- _Assigned task_:
Go through the entries below and pick out every line with "values".

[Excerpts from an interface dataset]
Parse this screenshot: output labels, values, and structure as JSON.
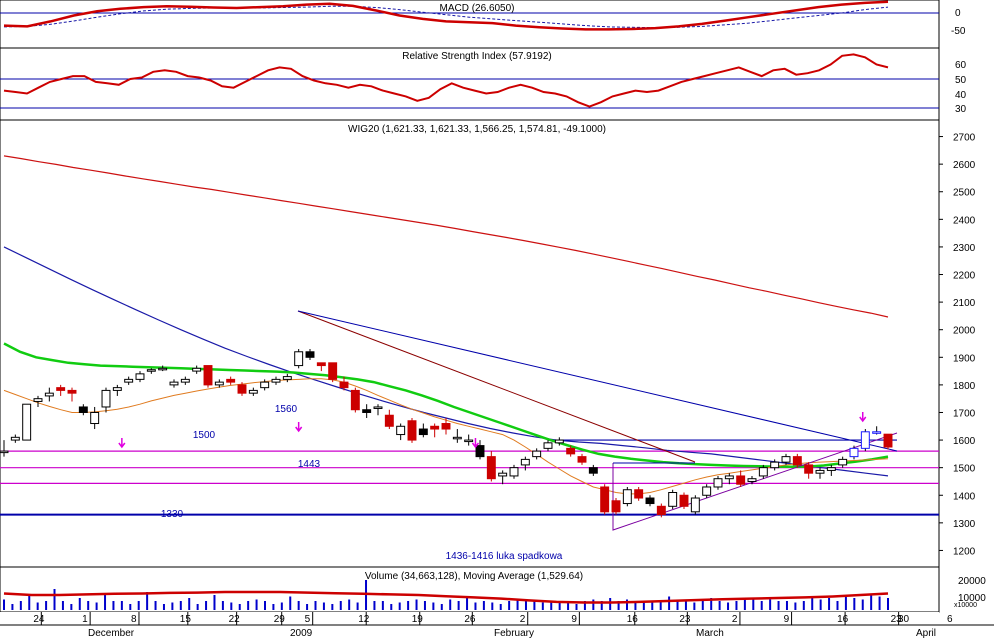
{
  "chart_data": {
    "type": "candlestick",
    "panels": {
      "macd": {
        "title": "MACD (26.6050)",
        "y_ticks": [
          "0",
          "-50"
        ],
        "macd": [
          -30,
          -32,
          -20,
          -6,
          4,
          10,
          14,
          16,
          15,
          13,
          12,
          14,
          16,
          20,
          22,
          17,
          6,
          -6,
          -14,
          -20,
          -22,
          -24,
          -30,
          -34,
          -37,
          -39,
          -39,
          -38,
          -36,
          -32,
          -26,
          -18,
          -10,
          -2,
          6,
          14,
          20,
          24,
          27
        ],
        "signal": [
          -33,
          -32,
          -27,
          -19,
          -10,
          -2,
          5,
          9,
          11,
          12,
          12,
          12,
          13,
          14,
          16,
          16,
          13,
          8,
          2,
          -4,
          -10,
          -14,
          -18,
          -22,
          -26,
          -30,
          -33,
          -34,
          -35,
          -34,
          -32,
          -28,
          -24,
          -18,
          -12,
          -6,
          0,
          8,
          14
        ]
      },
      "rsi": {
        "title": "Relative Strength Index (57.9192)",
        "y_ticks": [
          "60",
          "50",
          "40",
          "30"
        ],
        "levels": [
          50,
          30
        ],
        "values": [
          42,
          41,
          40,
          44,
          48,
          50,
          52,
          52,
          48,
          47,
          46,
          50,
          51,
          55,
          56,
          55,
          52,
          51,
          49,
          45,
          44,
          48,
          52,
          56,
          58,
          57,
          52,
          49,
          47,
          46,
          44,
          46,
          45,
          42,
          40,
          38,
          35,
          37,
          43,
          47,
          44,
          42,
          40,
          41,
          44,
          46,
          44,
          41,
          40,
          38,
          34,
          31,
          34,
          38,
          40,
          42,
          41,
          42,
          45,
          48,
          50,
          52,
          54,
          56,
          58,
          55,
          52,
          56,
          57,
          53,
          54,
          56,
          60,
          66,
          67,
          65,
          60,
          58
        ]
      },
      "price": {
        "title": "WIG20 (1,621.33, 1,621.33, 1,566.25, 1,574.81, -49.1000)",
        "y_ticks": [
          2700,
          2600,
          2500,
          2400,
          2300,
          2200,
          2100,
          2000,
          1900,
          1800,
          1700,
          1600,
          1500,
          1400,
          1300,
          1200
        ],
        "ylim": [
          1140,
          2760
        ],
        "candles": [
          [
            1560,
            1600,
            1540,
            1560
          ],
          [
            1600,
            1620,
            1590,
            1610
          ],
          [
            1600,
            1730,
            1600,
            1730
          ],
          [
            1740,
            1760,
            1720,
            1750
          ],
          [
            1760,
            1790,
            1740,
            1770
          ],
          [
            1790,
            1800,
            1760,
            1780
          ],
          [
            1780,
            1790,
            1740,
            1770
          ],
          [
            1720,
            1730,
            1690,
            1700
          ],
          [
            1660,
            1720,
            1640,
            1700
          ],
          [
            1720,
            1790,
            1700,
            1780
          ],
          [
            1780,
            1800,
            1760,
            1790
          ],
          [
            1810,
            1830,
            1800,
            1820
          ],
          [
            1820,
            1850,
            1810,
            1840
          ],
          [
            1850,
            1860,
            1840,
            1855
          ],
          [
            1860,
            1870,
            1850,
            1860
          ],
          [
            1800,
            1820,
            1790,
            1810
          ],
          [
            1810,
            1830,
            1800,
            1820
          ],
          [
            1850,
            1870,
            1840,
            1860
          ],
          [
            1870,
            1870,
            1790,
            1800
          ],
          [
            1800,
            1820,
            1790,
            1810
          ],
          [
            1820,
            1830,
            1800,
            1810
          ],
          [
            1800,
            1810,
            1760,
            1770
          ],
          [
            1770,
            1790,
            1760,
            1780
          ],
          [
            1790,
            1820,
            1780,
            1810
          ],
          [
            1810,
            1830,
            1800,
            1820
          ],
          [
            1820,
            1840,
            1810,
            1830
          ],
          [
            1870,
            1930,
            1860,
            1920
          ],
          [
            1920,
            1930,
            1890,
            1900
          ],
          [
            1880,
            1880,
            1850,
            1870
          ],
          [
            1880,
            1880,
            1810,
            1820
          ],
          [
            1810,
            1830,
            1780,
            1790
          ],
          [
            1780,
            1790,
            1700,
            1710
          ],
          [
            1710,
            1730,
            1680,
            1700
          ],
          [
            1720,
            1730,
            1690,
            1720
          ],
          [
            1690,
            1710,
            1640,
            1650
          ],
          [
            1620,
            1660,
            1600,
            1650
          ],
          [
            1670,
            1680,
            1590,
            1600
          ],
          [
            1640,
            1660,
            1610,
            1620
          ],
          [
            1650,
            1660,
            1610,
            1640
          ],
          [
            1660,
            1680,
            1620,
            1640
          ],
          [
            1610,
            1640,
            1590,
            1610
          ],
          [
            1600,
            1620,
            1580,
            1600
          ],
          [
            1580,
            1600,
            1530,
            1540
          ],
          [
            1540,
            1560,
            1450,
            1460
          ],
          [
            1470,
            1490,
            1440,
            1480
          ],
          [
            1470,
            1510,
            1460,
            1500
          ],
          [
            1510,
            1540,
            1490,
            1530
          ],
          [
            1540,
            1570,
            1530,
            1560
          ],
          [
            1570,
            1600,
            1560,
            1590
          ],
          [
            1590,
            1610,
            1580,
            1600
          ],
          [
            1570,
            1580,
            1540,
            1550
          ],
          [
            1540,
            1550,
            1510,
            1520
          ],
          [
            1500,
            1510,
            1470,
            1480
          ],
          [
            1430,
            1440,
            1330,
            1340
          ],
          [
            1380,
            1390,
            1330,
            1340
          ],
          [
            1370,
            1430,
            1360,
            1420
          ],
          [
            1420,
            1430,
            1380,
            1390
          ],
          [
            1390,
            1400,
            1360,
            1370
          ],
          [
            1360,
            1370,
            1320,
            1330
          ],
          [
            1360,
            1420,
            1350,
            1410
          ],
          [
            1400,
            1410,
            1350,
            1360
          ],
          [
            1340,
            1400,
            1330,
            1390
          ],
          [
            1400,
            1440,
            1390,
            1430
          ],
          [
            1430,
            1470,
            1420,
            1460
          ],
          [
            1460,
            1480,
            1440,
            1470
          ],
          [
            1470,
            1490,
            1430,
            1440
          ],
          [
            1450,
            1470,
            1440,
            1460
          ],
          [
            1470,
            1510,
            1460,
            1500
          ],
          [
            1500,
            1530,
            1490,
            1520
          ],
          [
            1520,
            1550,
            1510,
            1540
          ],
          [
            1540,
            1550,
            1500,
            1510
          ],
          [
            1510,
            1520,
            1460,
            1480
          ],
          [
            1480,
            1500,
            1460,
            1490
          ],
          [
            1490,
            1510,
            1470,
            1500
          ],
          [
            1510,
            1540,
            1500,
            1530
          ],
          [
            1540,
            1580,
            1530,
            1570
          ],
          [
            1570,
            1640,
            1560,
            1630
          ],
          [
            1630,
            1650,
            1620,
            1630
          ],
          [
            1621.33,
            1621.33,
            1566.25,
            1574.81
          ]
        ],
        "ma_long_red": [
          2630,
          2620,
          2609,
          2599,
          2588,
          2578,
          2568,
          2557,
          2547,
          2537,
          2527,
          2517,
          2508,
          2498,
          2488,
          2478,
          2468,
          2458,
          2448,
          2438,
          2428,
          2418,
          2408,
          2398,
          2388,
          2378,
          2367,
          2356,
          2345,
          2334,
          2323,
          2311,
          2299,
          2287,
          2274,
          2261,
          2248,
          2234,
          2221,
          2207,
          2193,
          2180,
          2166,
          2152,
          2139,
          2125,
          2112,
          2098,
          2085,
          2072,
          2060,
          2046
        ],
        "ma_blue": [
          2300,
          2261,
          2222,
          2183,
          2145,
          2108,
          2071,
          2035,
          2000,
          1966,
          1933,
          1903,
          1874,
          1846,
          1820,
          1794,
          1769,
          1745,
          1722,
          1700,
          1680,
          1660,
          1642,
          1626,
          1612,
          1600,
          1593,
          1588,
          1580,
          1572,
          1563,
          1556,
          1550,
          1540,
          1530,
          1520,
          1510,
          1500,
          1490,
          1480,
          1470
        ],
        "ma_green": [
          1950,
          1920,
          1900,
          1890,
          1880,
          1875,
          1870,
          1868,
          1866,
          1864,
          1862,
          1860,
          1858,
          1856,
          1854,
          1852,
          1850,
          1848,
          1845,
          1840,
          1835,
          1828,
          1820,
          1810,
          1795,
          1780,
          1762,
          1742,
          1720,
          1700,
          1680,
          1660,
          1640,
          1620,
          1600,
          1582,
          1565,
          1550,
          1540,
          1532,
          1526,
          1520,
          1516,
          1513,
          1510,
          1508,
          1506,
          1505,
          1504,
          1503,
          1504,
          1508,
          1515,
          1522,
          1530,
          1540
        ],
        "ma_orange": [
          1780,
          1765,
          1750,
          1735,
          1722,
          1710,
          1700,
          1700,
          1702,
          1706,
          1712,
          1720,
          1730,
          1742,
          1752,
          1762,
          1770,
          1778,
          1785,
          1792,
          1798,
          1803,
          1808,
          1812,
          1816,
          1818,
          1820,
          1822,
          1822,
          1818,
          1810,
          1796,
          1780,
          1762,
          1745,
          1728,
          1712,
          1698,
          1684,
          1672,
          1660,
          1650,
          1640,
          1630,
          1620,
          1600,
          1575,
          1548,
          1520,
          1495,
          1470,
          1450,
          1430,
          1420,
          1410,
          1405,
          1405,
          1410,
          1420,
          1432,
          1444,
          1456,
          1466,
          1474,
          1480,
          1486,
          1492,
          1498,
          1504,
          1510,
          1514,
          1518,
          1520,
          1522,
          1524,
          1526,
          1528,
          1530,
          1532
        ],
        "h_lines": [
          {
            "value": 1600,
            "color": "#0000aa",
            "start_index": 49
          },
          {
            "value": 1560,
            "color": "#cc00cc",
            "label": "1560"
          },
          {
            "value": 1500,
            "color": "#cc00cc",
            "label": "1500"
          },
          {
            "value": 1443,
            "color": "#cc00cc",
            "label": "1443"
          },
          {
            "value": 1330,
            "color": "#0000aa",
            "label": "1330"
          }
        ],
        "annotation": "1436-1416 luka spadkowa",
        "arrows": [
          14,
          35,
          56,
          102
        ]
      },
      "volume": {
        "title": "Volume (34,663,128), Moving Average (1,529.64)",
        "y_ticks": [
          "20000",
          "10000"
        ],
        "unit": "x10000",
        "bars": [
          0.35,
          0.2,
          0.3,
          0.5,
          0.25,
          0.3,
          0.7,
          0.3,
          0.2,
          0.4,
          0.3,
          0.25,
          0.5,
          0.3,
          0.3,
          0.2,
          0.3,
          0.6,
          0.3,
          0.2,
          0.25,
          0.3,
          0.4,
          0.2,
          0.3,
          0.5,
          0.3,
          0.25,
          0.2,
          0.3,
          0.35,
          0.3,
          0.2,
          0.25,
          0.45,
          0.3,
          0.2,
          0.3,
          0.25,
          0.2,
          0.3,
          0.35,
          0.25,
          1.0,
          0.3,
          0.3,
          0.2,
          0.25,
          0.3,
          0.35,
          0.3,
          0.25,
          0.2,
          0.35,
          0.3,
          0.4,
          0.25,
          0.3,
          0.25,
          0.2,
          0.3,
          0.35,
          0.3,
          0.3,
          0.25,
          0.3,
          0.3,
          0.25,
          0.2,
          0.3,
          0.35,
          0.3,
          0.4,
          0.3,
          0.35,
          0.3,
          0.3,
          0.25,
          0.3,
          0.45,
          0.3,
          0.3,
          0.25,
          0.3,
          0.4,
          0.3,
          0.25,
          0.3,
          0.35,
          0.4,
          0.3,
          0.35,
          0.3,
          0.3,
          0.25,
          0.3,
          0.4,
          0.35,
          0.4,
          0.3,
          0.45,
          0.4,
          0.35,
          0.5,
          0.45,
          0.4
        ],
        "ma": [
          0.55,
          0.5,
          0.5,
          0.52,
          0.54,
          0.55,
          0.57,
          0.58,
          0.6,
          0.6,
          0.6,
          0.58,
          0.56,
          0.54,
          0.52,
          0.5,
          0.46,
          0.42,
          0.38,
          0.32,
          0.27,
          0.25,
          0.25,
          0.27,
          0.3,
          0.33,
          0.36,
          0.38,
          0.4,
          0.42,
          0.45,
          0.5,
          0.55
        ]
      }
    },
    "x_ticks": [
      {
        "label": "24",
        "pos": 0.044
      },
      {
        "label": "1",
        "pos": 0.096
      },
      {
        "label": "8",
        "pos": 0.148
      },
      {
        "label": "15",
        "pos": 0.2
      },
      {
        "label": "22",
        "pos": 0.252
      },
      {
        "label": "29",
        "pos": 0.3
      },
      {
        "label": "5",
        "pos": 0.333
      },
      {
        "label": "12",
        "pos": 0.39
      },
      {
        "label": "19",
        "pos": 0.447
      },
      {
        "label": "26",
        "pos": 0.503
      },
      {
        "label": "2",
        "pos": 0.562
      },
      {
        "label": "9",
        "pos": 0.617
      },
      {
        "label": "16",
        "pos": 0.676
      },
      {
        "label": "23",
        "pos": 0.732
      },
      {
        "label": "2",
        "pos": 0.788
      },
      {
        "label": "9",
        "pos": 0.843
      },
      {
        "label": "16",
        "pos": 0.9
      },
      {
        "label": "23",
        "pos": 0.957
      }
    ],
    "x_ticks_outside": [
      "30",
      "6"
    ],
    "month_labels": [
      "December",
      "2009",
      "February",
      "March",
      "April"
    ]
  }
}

- _Finished exercise_:
Parse this screenshot: output labels, values, and structure as JSON.
        "values": [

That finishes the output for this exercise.